Korean Researchers’ Microrobots May Help Deliver Mesothelioma-Killing Medications
There are many different reasons why cancer-killing drugs are effective in the lab but prove less so when in the body of mesothelioma patients and those with other types of cancers. One is that the body’s powerful flow of blood and other fluids literally washes the drugs away before they can take effect. Avoiding that natural action is one of the reasons that researchers are working on this innovative new approach.
Corkscrew microrobots are the latest development in a series of microbots that researchers are using to deliver drugs with pinpoint accuracy. They all mimic the same type of action used by viruses, bacteria, sea-life and even submarines, identifying a target, making their way to that target, and then adhering themselves in a way that avoids being shaken or pushed off before they can complete their mission.
Drilling Down into Mesothelioma and Other Cancer Cells
While chemotherapy drugs that are delivered systemically throughout the mesothelioma patient’s body often carry their toxic material to healthy cells and cause serious adverse effects, targeted therapies avoid those complications. Researchers from the Daegu-Gyeongbuk Institute of Science & Technology (DGIST) in the Republic of Korea have found a way to shape microrobots like corkscrews, with tiny needles at their tips. The microrobots are loaded with cancer-killing drugs, then guided magnetically to the cancerous cells.
Once the corkscrew microrobot arrives at the cells of the malignant tumor, it drills down into the cell and stays there until the medicine is delivered. Though the process has not yet been tested on malignant mesothelioma, it has proven successful on human colorectal cancer cells in the laboratory and it is anticipated that it will be able to do so in as little as seven seconds from the point at which the targeting system is activated.

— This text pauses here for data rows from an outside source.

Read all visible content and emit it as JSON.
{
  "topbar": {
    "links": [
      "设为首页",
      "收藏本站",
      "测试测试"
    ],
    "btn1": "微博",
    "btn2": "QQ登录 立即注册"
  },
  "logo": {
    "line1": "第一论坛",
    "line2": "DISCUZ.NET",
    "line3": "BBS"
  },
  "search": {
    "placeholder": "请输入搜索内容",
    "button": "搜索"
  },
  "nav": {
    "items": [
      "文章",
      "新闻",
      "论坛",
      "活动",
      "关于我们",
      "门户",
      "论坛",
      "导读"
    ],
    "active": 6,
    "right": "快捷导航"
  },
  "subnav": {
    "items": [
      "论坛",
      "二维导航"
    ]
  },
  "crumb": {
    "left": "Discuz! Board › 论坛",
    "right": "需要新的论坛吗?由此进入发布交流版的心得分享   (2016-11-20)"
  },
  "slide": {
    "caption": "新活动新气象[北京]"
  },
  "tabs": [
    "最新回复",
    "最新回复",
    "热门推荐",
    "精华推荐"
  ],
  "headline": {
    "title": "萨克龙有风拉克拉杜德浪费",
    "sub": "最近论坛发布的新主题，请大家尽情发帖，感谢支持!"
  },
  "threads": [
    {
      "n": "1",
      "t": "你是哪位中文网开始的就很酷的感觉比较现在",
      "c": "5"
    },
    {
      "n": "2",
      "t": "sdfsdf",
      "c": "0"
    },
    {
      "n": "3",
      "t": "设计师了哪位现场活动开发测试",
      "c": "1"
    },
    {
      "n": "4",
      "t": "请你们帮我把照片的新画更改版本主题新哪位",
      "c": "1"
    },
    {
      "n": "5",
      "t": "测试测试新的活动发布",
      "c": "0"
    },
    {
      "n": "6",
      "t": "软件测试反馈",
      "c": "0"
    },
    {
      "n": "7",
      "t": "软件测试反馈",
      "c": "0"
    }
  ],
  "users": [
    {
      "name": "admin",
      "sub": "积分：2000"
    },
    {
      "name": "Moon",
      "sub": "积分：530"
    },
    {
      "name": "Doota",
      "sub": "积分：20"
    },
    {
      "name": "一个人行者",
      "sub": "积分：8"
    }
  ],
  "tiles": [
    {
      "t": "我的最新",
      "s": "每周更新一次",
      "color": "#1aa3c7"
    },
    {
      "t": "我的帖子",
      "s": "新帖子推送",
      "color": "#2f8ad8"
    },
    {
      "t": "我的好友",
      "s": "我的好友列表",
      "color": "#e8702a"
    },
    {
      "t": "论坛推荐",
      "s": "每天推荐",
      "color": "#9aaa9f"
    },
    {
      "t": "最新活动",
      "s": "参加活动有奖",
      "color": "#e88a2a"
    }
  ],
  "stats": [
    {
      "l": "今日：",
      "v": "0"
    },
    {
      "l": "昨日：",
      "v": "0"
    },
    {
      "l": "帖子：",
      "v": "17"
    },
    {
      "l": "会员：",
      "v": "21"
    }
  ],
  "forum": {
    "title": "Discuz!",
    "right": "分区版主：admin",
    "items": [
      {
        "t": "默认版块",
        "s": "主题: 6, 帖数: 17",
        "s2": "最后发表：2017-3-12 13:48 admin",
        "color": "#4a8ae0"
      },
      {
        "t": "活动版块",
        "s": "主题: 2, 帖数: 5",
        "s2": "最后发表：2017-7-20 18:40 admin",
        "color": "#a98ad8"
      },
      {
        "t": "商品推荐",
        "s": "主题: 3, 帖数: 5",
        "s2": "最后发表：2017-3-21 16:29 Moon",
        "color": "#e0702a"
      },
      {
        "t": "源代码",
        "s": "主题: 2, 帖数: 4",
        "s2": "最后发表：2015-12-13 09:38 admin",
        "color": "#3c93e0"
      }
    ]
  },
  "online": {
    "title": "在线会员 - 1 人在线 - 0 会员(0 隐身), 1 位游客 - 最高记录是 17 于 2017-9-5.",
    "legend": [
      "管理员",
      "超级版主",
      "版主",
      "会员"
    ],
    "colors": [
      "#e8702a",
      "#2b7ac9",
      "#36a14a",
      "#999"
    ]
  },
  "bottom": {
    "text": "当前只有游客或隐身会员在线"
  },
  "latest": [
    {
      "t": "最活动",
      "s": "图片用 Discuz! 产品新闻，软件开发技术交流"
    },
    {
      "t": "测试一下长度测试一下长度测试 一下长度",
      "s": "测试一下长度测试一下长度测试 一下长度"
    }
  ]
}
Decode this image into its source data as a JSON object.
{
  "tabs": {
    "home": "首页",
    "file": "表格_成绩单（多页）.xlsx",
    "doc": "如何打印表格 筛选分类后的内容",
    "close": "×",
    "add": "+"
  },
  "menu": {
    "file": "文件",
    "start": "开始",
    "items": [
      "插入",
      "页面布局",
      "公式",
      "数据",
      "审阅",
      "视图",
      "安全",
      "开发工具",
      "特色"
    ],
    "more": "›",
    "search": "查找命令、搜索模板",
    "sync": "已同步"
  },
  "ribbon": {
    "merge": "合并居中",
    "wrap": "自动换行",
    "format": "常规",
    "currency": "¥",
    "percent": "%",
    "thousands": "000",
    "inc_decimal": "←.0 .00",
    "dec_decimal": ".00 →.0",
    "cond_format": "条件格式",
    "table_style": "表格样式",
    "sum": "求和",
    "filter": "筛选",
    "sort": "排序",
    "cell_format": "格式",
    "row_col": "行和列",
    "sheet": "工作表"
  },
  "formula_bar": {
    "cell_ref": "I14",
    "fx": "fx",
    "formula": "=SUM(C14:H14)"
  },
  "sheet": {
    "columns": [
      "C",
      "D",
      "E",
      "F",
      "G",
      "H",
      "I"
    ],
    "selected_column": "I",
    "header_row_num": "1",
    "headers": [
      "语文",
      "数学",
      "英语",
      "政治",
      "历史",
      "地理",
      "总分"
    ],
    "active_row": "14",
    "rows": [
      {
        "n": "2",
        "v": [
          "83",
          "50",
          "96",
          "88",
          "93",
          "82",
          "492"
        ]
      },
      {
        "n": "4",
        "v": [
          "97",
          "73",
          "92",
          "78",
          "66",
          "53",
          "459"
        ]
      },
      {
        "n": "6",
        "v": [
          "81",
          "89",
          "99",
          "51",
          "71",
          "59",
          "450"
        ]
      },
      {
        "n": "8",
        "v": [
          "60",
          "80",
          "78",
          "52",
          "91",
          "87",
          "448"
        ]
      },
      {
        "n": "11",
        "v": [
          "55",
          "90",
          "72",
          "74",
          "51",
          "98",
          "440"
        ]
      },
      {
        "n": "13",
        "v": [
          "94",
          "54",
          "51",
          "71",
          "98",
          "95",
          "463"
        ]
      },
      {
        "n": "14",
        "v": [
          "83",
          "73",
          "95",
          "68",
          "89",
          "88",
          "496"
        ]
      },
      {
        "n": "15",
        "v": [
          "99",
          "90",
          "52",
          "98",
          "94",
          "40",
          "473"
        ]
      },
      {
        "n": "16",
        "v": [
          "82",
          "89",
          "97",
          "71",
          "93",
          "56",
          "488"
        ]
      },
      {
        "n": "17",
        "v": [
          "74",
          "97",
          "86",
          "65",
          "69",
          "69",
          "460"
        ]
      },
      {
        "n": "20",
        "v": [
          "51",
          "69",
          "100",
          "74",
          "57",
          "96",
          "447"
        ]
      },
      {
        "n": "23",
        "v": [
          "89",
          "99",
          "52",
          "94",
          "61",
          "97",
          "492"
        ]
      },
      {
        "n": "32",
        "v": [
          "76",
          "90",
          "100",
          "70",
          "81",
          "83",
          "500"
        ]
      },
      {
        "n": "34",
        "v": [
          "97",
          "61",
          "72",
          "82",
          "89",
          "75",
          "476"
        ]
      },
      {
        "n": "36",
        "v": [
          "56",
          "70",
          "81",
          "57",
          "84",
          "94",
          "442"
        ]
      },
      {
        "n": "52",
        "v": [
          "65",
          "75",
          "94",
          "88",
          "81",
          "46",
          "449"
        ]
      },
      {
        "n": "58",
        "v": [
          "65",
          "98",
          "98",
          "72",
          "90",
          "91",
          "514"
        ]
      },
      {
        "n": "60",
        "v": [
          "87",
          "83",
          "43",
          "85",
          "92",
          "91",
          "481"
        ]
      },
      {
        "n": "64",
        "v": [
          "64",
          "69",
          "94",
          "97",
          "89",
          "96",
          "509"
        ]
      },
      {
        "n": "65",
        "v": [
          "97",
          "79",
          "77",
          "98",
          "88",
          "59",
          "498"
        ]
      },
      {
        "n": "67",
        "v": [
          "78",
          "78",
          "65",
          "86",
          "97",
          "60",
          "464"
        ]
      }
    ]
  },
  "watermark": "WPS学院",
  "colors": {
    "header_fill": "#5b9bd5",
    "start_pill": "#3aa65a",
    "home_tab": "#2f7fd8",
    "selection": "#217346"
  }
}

Mesothelioma researchers are working every day to find a cure and to develop innovative ways to help those stricken by this rare and fatal asbestos-related disease. For information about how you can access state-of-the-art cancer care, contact the Patient Advocates at Mesothelioma.net at 1-800-692-8608.